The Crown Prosecution Service announced today that it will not prosecute two police officers in relation to perverting the course of justice and perjury allegations regarding the evidence they gave to the Independent Police Complaints Commission (IPCC) and at the inquest into the death of Sean Rigg following a criminal investigation into their conduct at the inquest.
Sean Rigg died in Brixton police station in August 2008 following prolonged restraint by police.
In August 2012, the jury at the inquest into Sean Rigg’s death returned a damning verdict criticising the actions of the police and the unsuitable use of restraint. Since then, an independent review heavily criticised the original IPCC investigation and the IPCC made the decision to re-open the disciplinary and criminal investigations into Sean’s death.
Marcia Rigg, sister of Sean Rigg said:
"My family is surprised and bitterly disappointed by today’s announcement by the CPS not to charge Sgt White and PC Harratt for offences arising from their evidence to the IPCC and at Sean's Inquest two years ago. We categorically do not accept this decision, which only serves as further upset and anguish. We regard the evidence as compelling and strongly believe that a jury should have been given the opportunity to make a decision on the evidence. The public’s confidence in the British criminal justice system is tarnished by decisions like this."

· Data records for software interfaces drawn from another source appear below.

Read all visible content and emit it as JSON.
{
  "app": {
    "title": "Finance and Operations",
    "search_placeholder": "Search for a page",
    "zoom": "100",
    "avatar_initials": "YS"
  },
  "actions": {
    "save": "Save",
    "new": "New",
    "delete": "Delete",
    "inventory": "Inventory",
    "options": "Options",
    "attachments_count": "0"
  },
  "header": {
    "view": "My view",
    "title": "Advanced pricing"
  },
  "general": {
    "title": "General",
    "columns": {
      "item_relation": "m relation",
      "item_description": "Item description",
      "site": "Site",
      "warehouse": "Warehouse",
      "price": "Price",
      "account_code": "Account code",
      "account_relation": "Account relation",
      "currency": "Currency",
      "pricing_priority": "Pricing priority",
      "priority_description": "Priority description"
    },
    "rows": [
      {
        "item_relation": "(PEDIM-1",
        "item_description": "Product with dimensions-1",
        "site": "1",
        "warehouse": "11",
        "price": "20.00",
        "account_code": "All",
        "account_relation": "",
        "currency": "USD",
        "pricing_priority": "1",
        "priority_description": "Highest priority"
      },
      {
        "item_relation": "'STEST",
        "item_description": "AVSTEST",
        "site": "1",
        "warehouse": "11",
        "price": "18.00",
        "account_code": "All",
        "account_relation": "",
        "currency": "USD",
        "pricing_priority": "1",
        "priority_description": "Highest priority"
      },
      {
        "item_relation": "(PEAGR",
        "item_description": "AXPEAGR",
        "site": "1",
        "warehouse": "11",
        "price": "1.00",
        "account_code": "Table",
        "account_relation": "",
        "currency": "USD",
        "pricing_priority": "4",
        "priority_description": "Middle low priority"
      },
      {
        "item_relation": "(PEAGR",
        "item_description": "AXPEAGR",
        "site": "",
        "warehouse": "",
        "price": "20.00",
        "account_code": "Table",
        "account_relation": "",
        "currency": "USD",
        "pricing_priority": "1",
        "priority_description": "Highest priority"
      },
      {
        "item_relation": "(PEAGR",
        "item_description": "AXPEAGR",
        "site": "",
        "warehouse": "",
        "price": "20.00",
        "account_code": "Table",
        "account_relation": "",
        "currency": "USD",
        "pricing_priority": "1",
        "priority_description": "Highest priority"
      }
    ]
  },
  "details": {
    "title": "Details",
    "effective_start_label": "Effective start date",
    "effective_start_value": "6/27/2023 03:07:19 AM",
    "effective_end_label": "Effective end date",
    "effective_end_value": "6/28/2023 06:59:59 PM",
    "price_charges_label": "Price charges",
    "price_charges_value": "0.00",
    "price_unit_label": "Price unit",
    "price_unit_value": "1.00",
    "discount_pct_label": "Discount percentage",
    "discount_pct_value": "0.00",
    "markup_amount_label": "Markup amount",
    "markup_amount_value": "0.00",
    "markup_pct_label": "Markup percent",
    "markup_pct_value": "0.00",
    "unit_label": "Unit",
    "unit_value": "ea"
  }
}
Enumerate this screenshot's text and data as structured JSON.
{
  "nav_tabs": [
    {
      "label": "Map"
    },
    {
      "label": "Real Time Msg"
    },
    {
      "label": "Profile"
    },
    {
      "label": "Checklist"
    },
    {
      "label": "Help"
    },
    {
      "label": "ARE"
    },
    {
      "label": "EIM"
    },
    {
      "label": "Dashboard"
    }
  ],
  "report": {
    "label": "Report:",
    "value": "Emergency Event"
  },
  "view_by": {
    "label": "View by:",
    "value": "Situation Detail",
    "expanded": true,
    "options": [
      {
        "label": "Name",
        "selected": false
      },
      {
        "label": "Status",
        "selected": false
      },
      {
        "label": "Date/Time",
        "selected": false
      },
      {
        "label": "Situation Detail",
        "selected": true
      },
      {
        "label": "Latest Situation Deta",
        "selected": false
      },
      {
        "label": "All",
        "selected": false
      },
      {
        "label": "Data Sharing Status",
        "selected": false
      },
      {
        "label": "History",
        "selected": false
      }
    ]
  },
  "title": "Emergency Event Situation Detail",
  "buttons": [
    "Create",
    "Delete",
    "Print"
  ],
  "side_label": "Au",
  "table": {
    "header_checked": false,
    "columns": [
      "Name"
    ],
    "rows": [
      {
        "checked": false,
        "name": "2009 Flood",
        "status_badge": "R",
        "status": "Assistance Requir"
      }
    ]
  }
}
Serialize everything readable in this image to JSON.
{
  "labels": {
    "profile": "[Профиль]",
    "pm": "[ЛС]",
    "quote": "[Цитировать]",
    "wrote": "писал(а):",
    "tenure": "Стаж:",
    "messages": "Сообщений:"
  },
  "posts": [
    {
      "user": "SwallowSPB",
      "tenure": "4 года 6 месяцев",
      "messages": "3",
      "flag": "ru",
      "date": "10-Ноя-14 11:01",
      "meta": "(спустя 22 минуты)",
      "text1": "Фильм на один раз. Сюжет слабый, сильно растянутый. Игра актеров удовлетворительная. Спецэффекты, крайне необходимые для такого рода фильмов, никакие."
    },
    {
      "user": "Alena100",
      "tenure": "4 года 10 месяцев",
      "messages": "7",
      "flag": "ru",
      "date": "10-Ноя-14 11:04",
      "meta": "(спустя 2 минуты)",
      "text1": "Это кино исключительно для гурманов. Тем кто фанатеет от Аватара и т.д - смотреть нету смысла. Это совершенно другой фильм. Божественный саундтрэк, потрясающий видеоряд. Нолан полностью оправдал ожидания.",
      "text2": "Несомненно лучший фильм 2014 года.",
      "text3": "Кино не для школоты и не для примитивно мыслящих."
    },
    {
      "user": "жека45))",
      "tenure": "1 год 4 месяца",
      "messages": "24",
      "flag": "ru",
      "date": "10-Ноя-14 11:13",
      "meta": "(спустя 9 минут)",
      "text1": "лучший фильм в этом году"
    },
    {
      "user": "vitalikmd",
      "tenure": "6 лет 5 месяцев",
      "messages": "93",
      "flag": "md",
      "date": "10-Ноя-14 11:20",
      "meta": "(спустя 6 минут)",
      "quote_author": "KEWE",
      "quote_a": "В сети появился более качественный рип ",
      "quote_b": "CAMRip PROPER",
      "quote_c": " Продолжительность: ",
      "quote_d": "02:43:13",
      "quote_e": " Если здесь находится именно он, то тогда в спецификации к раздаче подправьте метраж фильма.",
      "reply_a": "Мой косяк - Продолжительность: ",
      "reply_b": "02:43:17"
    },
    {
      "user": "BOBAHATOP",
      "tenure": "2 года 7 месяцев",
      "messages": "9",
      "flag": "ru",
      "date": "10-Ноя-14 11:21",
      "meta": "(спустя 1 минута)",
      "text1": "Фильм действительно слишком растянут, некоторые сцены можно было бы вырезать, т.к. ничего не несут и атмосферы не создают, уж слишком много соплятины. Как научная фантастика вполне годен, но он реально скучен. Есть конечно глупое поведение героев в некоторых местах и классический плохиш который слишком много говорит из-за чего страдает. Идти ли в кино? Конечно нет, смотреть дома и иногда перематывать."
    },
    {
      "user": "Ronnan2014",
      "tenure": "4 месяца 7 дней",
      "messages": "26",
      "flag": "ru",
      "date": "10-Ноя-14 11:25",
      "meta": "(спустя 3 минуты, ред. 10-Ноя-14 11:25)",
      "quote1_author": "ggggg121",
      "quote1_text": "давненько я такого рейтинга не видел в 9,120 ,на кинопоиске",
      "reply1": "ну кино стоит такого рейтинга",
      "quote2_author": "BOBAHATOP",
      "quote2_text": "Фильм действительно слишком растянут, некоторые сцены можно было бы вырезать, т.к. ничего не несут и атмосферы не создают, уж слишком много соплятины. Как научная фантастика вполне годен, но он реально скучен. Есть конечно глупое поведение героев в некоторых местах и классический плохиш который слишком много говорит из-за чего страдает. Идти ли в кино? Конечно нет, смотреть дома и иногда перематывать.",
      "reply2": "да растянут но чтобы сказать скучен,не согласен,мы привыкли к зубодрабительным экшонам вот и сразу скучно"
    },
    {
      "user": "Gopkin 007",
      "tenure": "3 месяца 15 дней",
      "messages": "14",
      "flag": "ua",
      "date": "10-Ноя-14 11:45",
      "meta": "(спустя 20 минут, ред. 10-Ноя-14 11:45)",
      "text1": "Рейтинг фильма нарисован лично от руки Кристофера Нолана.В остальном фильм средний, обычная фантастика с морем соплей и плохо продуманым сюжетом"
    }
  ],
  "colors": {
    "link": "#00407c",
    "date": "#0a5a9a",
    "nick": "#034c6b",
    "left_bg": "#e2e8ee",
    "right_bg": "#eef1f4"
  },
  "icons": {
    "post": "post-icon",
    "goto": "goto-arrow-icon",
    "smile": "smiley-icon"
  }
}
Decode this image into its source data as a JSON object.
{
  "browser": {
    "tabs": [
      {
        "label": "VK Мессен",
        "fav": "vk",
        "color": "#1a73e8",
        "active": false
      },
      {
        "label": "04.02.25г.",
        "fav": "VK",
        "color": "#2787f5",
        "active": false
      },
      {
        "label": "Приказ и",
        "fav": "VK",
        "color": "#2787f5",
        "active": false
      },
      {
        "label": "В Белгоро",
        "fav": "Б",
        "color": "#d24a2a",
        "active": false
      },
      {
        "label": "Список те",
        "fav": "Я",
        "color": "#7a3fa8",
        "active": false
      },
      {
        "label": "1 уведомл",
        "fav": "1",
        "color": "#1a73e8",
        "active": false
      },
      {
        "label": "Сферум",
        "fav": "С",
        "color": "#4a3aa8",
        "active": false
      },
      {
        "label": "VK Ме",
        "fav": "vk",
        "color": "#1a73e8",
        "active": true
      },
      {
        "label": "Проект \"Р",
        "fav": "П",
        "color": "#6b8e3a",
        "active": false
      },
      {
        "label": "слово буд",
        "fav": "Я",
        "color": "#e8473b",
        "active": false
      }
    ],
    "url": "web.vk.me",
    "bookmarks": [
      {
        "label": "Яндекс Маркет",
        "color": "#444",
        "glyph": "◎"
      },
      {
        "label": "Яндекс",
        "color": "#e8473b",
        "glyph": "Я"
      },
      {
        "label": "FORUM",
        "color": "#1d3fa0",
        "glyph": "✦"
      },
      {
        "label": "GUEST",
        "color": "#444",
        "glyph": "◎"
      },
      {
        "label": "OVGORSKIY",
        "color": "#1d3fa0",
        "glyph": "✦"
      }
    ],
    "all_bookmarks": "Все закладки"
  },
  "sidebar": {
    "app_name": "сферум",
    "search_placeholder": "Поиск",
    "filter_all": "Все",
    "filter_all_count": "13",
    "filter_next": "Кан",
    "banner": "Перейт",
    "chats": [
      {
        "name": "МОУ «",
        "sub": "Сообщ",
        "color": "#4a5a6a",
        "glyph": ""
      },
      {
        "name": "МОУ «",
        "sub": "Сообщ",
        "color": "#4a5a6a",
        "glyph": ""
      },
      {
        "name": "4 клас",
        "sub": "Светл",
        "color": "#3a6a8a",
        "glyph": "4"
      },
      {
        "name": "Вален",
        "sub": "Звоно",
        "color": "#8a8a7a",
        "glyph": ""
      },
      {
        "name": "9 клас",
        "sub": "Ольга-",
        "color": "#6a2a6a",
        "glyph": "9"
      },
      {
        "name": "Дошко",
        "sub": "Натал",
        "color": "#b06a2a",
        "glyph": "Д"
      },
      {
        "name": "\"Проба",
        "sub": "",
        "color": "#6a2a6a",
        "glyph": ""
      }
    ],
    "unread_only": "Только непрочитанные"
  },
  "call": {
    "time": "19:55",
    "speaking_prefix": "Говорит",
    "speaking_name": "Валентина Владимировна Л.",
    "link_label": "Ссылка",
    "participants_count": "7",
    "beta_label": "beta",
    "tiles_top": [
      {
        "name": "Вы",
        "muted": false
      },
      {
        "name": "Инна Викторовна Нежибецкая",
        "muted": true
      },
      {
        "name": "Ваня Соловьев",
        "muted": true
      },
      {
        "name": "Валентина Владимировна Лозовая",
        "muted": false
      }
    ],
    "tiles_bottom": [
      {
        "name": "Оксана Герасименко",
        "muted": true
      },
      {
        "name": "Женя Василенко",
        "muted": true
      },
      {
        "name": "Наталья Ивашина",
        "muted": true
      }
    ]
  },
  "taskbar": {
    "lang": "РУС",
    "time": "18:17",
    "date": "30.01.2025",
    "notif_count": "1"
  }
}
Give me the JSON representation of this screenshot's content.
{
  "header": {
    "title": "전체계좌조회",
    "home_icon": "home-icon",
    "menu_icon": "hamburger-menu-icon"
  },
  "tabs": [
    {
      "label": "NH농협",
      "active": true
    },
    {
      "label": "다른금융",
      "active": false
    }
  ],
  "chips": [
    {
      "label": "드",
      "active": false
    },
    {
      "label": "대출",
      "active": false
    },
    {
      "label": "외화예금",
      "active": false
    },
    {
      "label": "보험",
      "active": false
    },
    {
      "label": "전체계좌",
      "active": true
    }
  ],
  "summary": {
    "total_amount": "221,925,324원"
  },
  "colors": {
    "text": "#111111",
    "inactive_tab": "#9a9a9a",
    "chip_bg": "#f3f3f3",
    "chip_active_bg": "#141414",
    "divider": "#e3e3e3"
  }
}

Helen Shaw, co-director of INQUEST said:
“It is deeply disappointing that the CPS have made this decision. For over six years Sean Rigg’s family have had to struggle at every stage for truth and justice demonstrating the deep flaws in the system for scrutinising and holding the police to account after deaths in custody at the time of Sean’s death.”
INQUEST has been working with the family of Sean Rigg since his death in August 2008. The Rigg family is represented by INQUEST Lawyers Group members Leslie Thomas and Thomas Stoate of Garden Court Chambers, Jude Bunting of Doughty Street Chambers, and Daniel Machover and Helen Stone of Hickman and Rose Solicitors.
‘No other organisation has worked so closely with bereaved families throughout the investigation and inquest process. INQUEST has a unique insight into the daily difficulties families face while striving to cope in the aftermath of a death in custody. The Skills and Support Toolkit can provide you with practical advice needed to continue and maintain your day to day life at a time when even the simplest of tasks can seem insurmountable, or help you develop the skills needed to mount a campaign. ’
– Mother of a child who died in prison